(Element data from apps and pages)

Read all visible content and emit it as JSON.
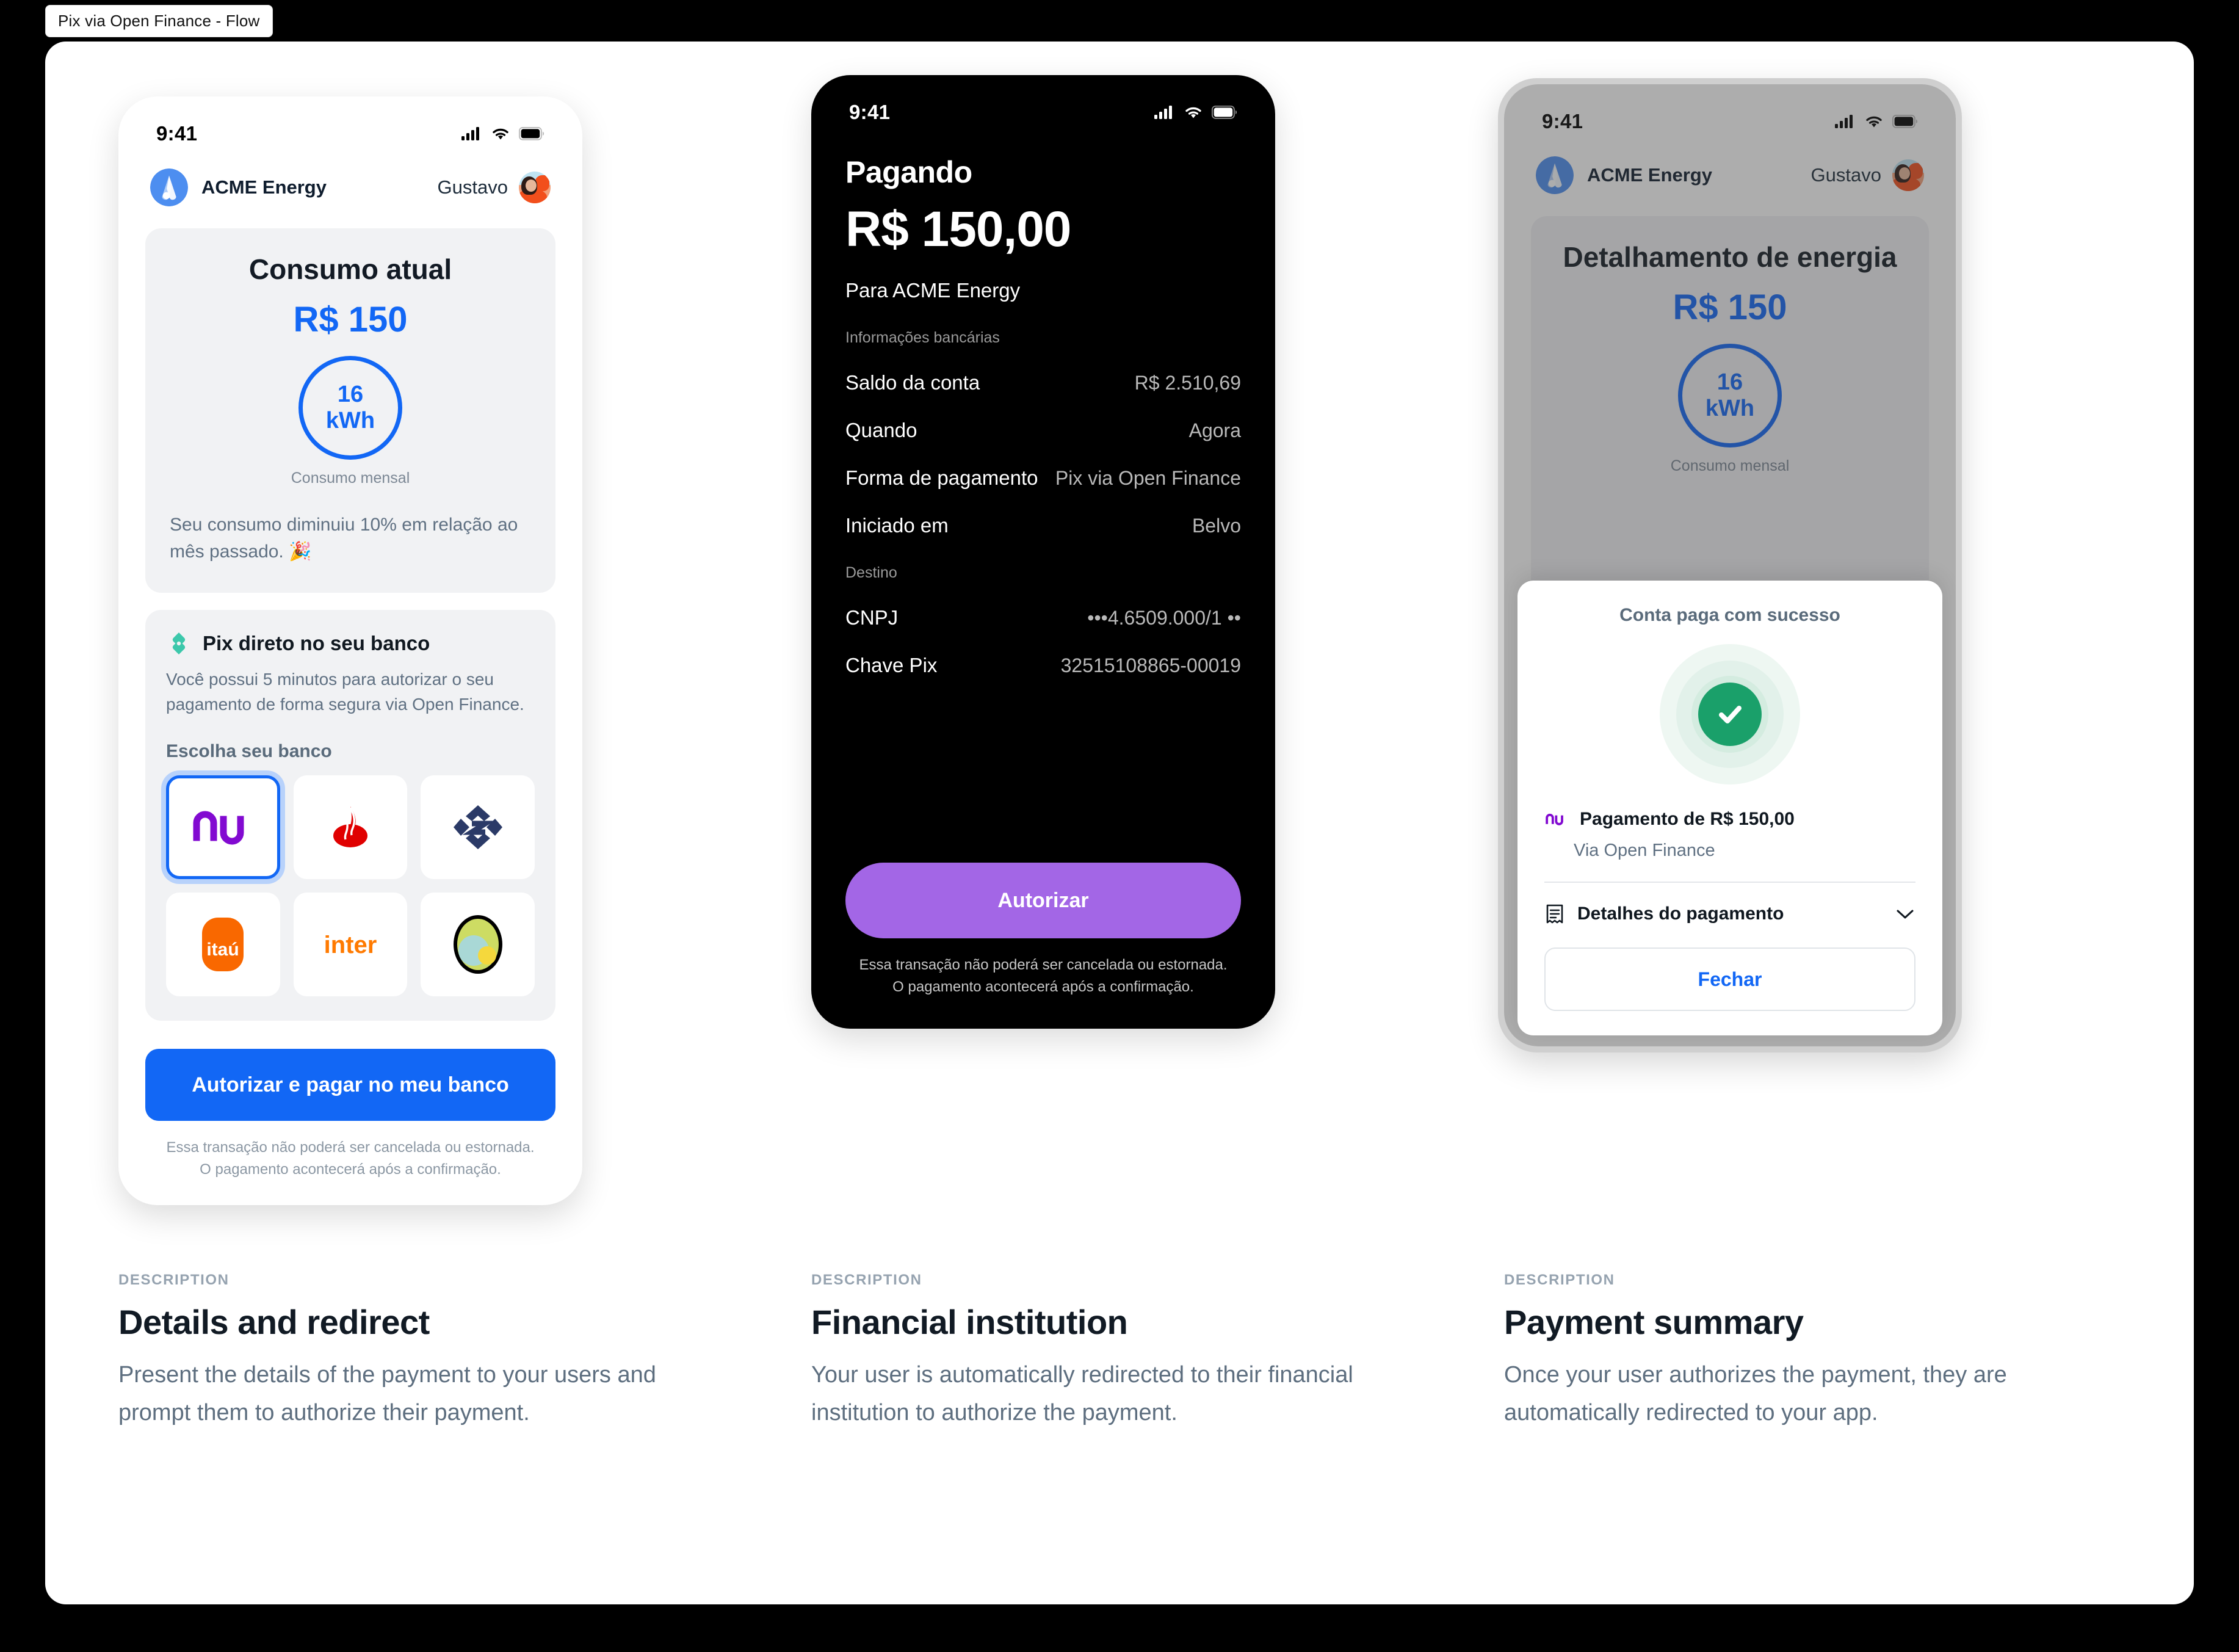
{
  "frame": {
    "tab_label": "Pix via Open Finance - Flow"
  },
  "phone1": {
    "status": {
      "time": "9:41",
      "icons": [
        "signal-icon",
        "wifi-icon",
        "battery-icon"
      ]
    },
    "header": {
      "brand": "ACME Energy",
      "user": "Gustavo",
      "logo_icon": "acme-logo-icon",
      "avatar_icon": "user-avatar"
    },
    "consumption_card": {
      "title": "Consumo atual",
      "amount": "R$ 150",
      "gauge_value": "16",
      "gauge_unit": "kWh",
      "gauge_caption": "Consumo mensal",
      "note": "Seu consumo diminuiu 10% em relação ao mês passado. 🎉"
    },
    "pix_card": {
      "icon": "pix-icon",
      "title": "Pix direto no seu banco",
      "subtitle": "Você possui 5 minutos para autorizar o seu pagamento de forma segura via Open Finance.",
      "choose_label": "Escolha seu banco",
      "banks": [
        {
          "name": "Nubank",
          "icon": "nubank-logo-icon",
          "selected": true
        },
        {
          "name": "Santander",
          "icon": "santander-logo-icon",
          "selected": false
        },
        {
          "name": "Banco do Brasil",
          "icon": "banco-do-brasil-logo-icon",
          "selected": false
        },
        {
          "name": "Itaú",
          "icon": "itau-logo-icon",
          "selected": false
        },
        {
          "name": "Inter",
          "icon": "inter-logo-icon",
          "selected": false
        },
        {
          "name": "Sicredi",
          "icon": "sicredi-logo-icon",
          "selected": false
        }
      ]
    },
    "cta_label": "Autorizar e pagar no meu banco",
    "legal_line1": "Essa transação não poderá ser cancelada ou estornada.",
    "legal_line2": "O pagamento acontecerá após a confirmação."
  },
  "phone2": {
    "status": {
      "time": "9:41"
    },
    "heading": "Pagando",
    "amount": "R$ 150,00",
    "payee": "Para ACME Energy",
    "section_bank": "Informações bancárias",
    "rows_bank": [
      {
        "label": "Saldo da conta",
        "value": "R$ 2.510,69"
      },
      {
        "label": "Quando",
        "value": "Agora"
      },
      {
        "label": "Forma de pagamento",
        "value": "Pix via Open Finance"
      },
      {
        "label": "Iniciado em",
        "value": "Belvo"
      }
    ],
    "section_dest": "Destino",
    "rows_dest": [
      {
        "label": "CNPJ",
        "value": "•••4.6509.000/1 ••"
      },
      {
        "label": "Chave Pix",
        "value": "32515108865-00019"
      }
    ],
    "cta_label": "Autorizar",
    "legal_line1": "Essa transação não poderá ser cancelada ou estornada.",
    "legal_line2": "O pagamento acontecerá após a confirmação."
  },
  "phone3": {
    "status": {
      "time": "9:41"
    },
    "header": {
      "brand": "ACME Energy",
      "user": "Gustavo"
    },
    "detail_card": {
      "title": "Detalhamento de energia",
      "amount": "R$ 150",
      "gauge_value": "16",
      "gauge_unit": "kWh",
      "gauge_caption": "Consumo mensal"
    },
    "sheet": {
      "title": "Conta paga com sucesso",
      "status_icon": "check-circle-icon",
      "bank_icon": "nubank-logo-icon",
      "payment_line": "Pagamento de R$ 150,00",
      "via_line": "Via Open Finance",
      "details_icon": "receipt-icon",
      "details_label": "Detalhes do pagamento",
      "chevron_icon": "chevron-down-icon",
      "close_label": "Fechar"
    }
  },
  "captions": [
    {
      "kicker": "DESCRIPTION",
      "title": "Details and redirect",
      "body": "Present the details of the payment to your users and prompt them to authorize their payment."
    },
    {
      "kicker": "DESCRIPTION",
      "title": "Financial institution",
      "body": "Your user is automatically redirected to their financial institution to authorize the payment."
    },
    {
      "kicker": "DESCRIPTION",
      "title": "Payment summary",
      "body": "Once your user authorizes the payment, they are automatically redirected to your app."
    }
  ],
  "colors": {
    "accent_blue": "#1267f5",
    "purple": "#a366e6",
    "success_green": "#1aa06a",
    "pix_teal": "#3cc8ab",
    "nubank_purple": "#820ad1"
  }
}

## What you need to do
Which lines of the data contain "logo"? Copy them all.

## Response to the exercise
      "logo_icon": "acme-logo-icon",
          "icon": "nubank-logo-icon",
          "icon": "santander-logo-icon",
          "icon": "banco-do-brasil-logo-icon",
          "icon": "itau-logo-icon",
          "icon": "inter-logo-icon",
          "icon": "sicredi-logo-icon",
      "bank_icon": "nubank-logo-icon",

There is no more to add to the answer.